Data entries
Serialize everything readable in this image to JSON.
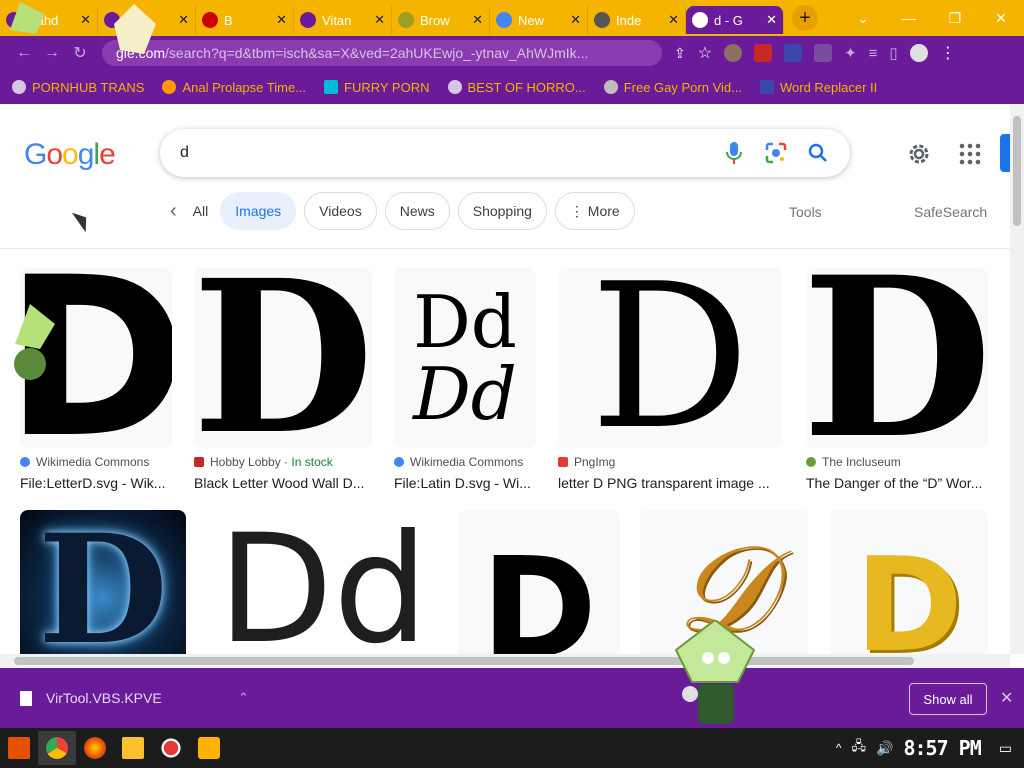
{
  "browser": {
    "tabs": [
      {
        "title": "Bahd",
        "close": "✕"
      },
      {
        "title": "M",
        "close": "✕"
      },
      {
        "title": "B",
        "close": "✕"
      },
      {
        "title": "Vitan",
        "close": "✕"
      },
      {
        "title": "Brow",
        "close": "✕"
      },
      {
        "title": "New",
        "close": "✕"
      },
      {
        "title": "Inde",
        "close": "✕"
      },
      {
        "title": "d - G",
        "close": "✕"
      }
    ],
    "new_tab": "+",
    "window_controls": {
      "chevron": "⌄",
      "minimize": "—",
      "restore": "❐",
      "close": "✕"
    },
    "url_host": "gle.com",
    "url_path": "/search?q=d&tbm=isch&sa=X&ved=2ahUKEwjo_-ytnav_AhWJmIk...",
    "bookmarks": [
      "PORNHUB TRANS",
      "Anal Prolapse Time...",
      "FURRY PORN",
      "BEST OF HORRO...",
      "Free Gay Porn Vid...",
      "Word Replacer II"
    ]
  },
  "google": {
    "logo": {
      "G": "G",
      "o1": "o",
      "o2": "o",
      "g": "g",
      "l": "l",
      "e": "e"
    },
    "query": "d",
    "chips": {
      "back": "‹",
      "all": "All",
      "images": "Images",
      "videos": "Videos",
      "news": "News",
      "shopping": "Shopping",
      "more": "⋮ More"
    },
    "tools": "Tools",
    "safesearch": "SafeSearch",
    "results": [
      {
        "source": "Wikimedia Commons",
        "title": "File:LetterD.svg - Wik...",
        "letter": "D"
      },
      {
        "source": "Hobby Lobby",
        "stock": "In stock",
        "title": "Black Letter Wood Wall D...",
        "letter": "D"
      },
      {
        "source": "Wikimedia Commons",
        "title": "File:Latin D.svg - Wi...",
        "letter_top": "Dd",
        "letter_bottom": "Dd"
      },
      {
        "source": "PngImg",
        "title": "letter D PNG transparent image ...",
        "letter": "D"
      },
      {
        "source": "The Incluseum",
        "title": "The Danger of the “D” Wor...",
        "letter": "D"
      }
    ],
    "row2": {
      "glow": "D",
      "dd": "Dd",
      "d": "D",
      "script": "𝒟",
      "gold": "D"
    }
  },
  "downloads": {
    "file": "VirTool.VBS.KPVE",
    "chevron": "⌃",
    "show_all": "Show all",
    "close": "✕"
  },
  "taskbar": {
    "clock": "8:57 PM"
  },
  "colors": {
    "tab_bar": "#f4b400",
    "chrome_purple": "#6a1b9a",
    "bookmark_text": "#f4b400"
  }
}
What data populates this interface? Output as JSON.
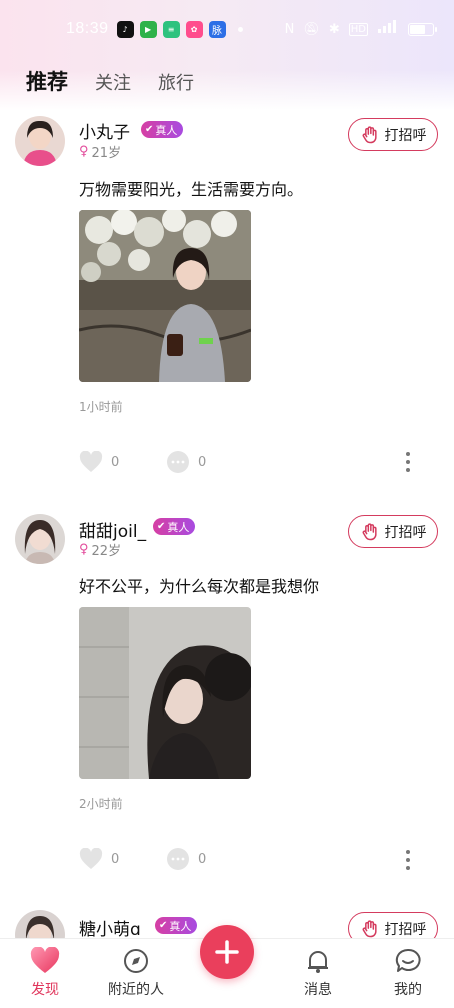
{
  "status_bar": {
    "time": "18:39",
    "app_icons": [
      {
        "name": "tiktok-icon",
        "color": "#111111"
      },
      {
        "name": "video-icon",
        "color": "#2fb24a"
      },
      {
        "name": "menu-app-icon",
        "color": "#2ec27e"
      },
      {
        "name": "shop-app-icon",
        "color": "#ff4d8d"
      },
      {
        "name": "mai-app-icon",
        "color": "#2d6fe6",
        "text": "脉"
      }
    ]
  },
  "tabs": [
    {
      "label": "推荐",
      "active": true
    },
    {
      "label": "关注",
      "active": false
    },
    {
      "label": "旅行",
      "active": false
    }
  ],
  "posts": [
    {
      "nickname": "小丸子",
      "badge": "真人",
      "age": "21岁",
      "greet_label": "打招呼",
      "content": "万物需要阳光，生活需要方向。",
      "time_ago": "1小时前",
      "likes": "0",
      "comments": "0"
    },
    {
      "nickname": "甜甜joil_",
      "badge": "真人",
      "age": "22岁",
      "greet_label": "打招呼",
      "content": "好不公平，为什么每次都是我想你",
      "time_ago": "2小时前",
      "likes": "0",
      "comments": "0"
    },
    {
      "nickname": "糖小萌ɑ",
      "badge": "真人",
      "greet_label": "打招呼"
    }
  ],
  "bottom_nav": [
    {
      "label": "发现",
      "icon": "heart-icon",
      "active": true
    },
    {
      "label": "附近的人",
      "icon": "compass-icon",
      "active": false
    },
    {
      "label": "",
      "icon": "plus-icon",
      "active": false
    },
    {
      "label": "消息",
      "icon": "bell-icon",
      "active": false
    },
    {
      "label": "我的",
      "icon": "chat-bubble-icon",
      "active": false
    }
  ],
  "colors": {
    "accent": "#e0365c",
    "badge_gradient": [
      "#d63fa3",
      "#a84be0"
    ],
    "fab": "#ea3f5c"
  }
}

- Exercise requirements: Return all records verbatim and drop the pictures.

- Completed exercise:
Serialize everything readable in this image to JSON.
{
  "browser": {
    "tabs": [
      {
        "title": "Bahd",
        "close": "✕"
      },
      {
        "title": "M",
        "close": "✕"
      },
      {
        "title": "B",
        "close": "✕"
      },
      {
        "title": "Vitan",
        "close": "✕"
      },
      {
        "title": "Brow",
        "close": "✕"
      },
      {
        "title": "New",
        "close": "✕"
      },
      {
        "title": "Inde",
        "close": "✕"
      },
      {
        "title": "d - G",
        "close": "✕"
      }
    ],
    "new_tab": "+",
    "window_controls": {
      "chevron": "⌄",
      "minimize": "—",
      "restore": "❐",
      "close": "✕"
    },
    "url_host": "gle.com",
    "url_path": "/search?q=d&tbm=isch&sa=X&ved=2ahUKEwjo_-ytnav_AhWJmIk...",
    "bookmarks": [
      "PORNHUB TRANS",
      "Anal Prolapse Time...",
      "FURRY PORN",
      "BEST OF HORRO...",
      "Free Gay Porn Vid...",
      "Word Replacer II"
    ]
  },
  "google": {
    "logo": {
      "G": "G",
      "o1": "o",
      "o2": "o",
      "g": "g",
      "l": "l",
      "e": "e"
    },
    "query": "d",
    "chips": {
      "back": "‹",
      "all": "All",
      "images": "Images",
      "videos": "Videos",
      "news": "News",
      "shopping": "Shopping",
      "more": "⋮ More"
    },
    "tools": "Tools",
    "safesearch": "SafeSearch",
    "results": [
      {
        "source": "Wikimedia Commons",
        "title": "File:LetterD.svg - Wik...",
        "letter": "D"
      },
      {
        "source": "Hobby Lobby",
        "stock": "In stock",
        "title": "Black Letter Wood Wall D...",
        "letter": "D"
      },
      {
        "source": "Wikimedia Commons",
        "title": "File:Latin D.svg - Wi...",
        "letter_top": "Dd",
        "letter_bottom": "Dd"
      },
      {
        "source": "PngImg",
        "title": "letter D PNG transparent image ...",
        "letter": "D"
      },
      {
        "source": "The Incluseum",
        "title": "The Danger of the “D” Wor...",
        "letter": "D"
      }
    ],
    "row2": {
      "glow": "D",
      "dd": "Dd",
      "d": "D",
      "script": "𝒟",
      "gold": "D"
    }
  },
  "downloads": {
    "file": "VirTool.VBS.KPVE",
    "chevron": "⌃",
    "show_all": "Show all",
    "close": "✕"
  },
  "taskbar": {
    "clock": "8:57 PM"
  },
  "colors": {
    "tab_bar": "#f4b400",
    "chrome_purple": "#6a1b9a",
    "bookmark_text": "#f4b400"
  }
}
What data populates this interface? Output as JSON.
{
  "status_bar": {
    "time": "18:39",
    "app_icons": [
      {
        "name": "tiktok-icon",
        "color": "#111111"
      },
      {
        "name": "video-icon",
        "color": "#2fb24a"
      },
      {
        "name": "menu-app-icon",
        "color": "#2ec27e"
      },
      {
        "name": "shop-app-icon",
        "color": "#ff4d8d"
      },
      {
        "name": "mai-app-icon",
        "color": "#2d6fe6",
        "text": "脉"
      }
    ]
  },
  "tabs": [
    {
      "label": "推荐",
      "active": true
    },
    {
      "label": "关注",
      "active": false
    },
    {
      "label": "旅行",
      "active": false
    }
  ],
  "posts": [
    {
      "nickname": "小丸子",
      "badge": "真人",
      "age": "21岁",
      "greet_label": "打招呼",
      "content": "万物需要阳光，生活需要方向。",
      "time_ago": "1小时前",
      "likes": "0",
      "comments": "0"
    },
    {
      "nickname": "甜甜joil_",
      "badge": "真人",
      "age": "22岁",
      "greet_label": "打招呼",
      "content": "好不公平，为什么每次都是我想你",
      "time_ago": "2小时前",
      "likes": "0",
      "comments": "0"
    },
    {
      "nickname": "糖小萌ɑ",
      "badge": "真人",
      "greet_label": "打招呼"
    }
  ],
  "bottom_nav": [
    {
      "label": "发现",
      "icon": "heart-icon",
      "active": true
    },
    {
      "label": "附近的人",
      "icon": "compass-icon",
      "active": false
    },
    {
      "label": "",
      "icon": "plus-icon",
      "active": false
    },
    {
      "label": "消息",
      "icon": "bell-icon",
      "active": false
    },
    {
      "label": "我的",
      "icon": "chat-bubble-icon",
      "active": false
    }
  ],
  "colors": {
    "accent": "#e0365c",
    "badge_gradient": [
      "#d63fa3",
      "#a84be0"
    ],
    "fab": "#ea3f5c"
  }
}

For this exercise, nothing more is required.